- Work instruction -
The answer must repeat every record exactly, with all pictures omitted.
- - -
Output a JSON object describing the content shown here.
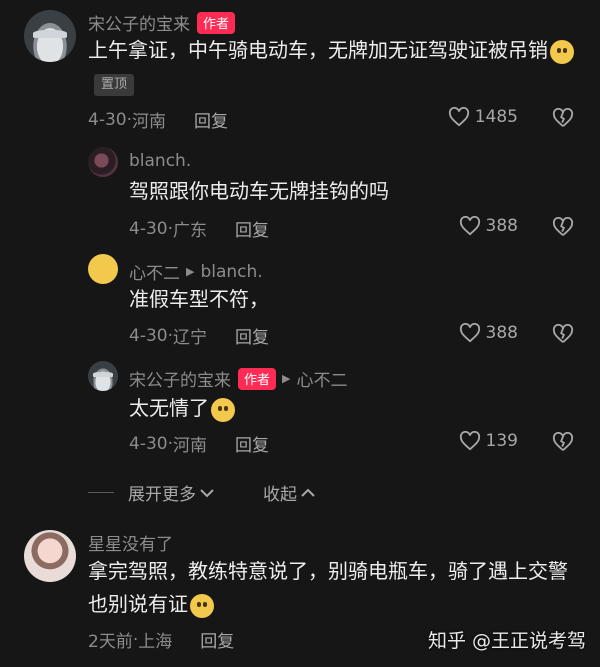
{
  "comments": [
    {
      "author": "宋公子的宝来",
      "badge": "作者",
      "text": "上午拿证，中午骑电动车，无牌加无证驾驶证被吊销",
      "pin": "置顶",
      "date": "4-30",
      "location": "河南",
      "reply_label": "回复",
      "likes": "1485"
    },
    {
      "author": "blanch.",
      "text": "驾照跟你电动车无牌挂钩的吗",
      "date": "4-30",
      "location": "广东",
      "reply_label": "回复",
      "likes": "388"
    },
    {
      "author": "心不二",
      "reply_to": "blanch.",
      "text": "准假车型不符，",
      "date": "4-30",
      "location": "辽宁",
      "reply_label": "回复",
      "likes": "388"
    },
    {
      "author": "宋公子的宝来",
      "badge": "作者",
      "reply_to": "心不二",
      "text": "太无情了",
      "date": "4-30",
      "location": "河南",
      "reply_label": "回复",
      "likes": "139"
    },
    {
      "author": "星星没有了",
      "text": "拿完驾照，教练特意说了，别骑电瓶车，骑了遇上交警也别说有证",
      "date": "2天前",
      "location": "上海",
      "reply_label": "回复"
    }
  ],
  "thread": {
    "expand_label": "展开更多",
    "collapse_label": "收起"
  },
  "watermark": "知乎 @王正说考驾",
  "icons": {
    "like": "heart-icon",
    "dislike": "broken-heart-icon",
    "expand": "chevron-down-icon",
    "collapse": "chevron-up-icon",
    "reply_arrow": "triangle-right-icon"
  },
  "colors": {
    "background": "#161616",
    "badge": "#fe2c55",
    "muted_text": "#8c8c8c"
  }
}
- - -
- Result of the exercise -
Output a JSON object describing the content shown here.
{
  "comments": [
    {
      "author": "宋公子的宝来",
      "badge": "作者",
      "text": "上午拿证，中午骑电动车，无牌加无证驾驶证被吊销",
      "pin": "置顶",
      "date": "4-30",
      "location": "河南",
      "reply_label": "回复",
      "likes": "1485"
    },
    {
      "author": "blanch.",
      "text": "驾照跟你电动车无牌挂钩的吗",
      "date": "4-30",
      "location": "广东",
      "reply_label": "回复",
      "likes": "388"
    },
    {
      "author": "心不二",
      "reply_to": "blanch.",
      "text": "准假车型不符，",
      "date": "4-30",
      "location": "辽宁",
      "reply_label": "回复",
      "likes": "388"
    },
    {
      "author": "宋公子的宝来",
      "badge": "作者",
      "reply_to": "心不二",
      "text": "太无情了",
      "date": "4-30",
      "location": "河南",
      "reply_label": "回复",
      "likes": "139"
    },
    {
      "author": "星星没有了",
      "text": "拿完驾照，教练特意说了，别骑电瓶车，骑了遇上交警也别说有证",
      "date": "2天前",
      "location": "上海",
      "reply_label": "回复"
    }
  ],
  "thread": {
    "expand_label": "展开更多",
    "collapse_label": "收起"
  },
  "watermark": "知乎 @王正说考驾",
  "icons": {
    "like": "heart-icon",
    "dislike": "broken-heart-icon",
    "expand": "chevron-down-icon",
    "collapse": "chevron-up-icon",
    "reply_arrow": "triangle-right-icon"
  },
  "colors": {
    "background": "#161616",
    "badge": "#fe2c55",
    "muted_text": "#8c8c8c"
  }
}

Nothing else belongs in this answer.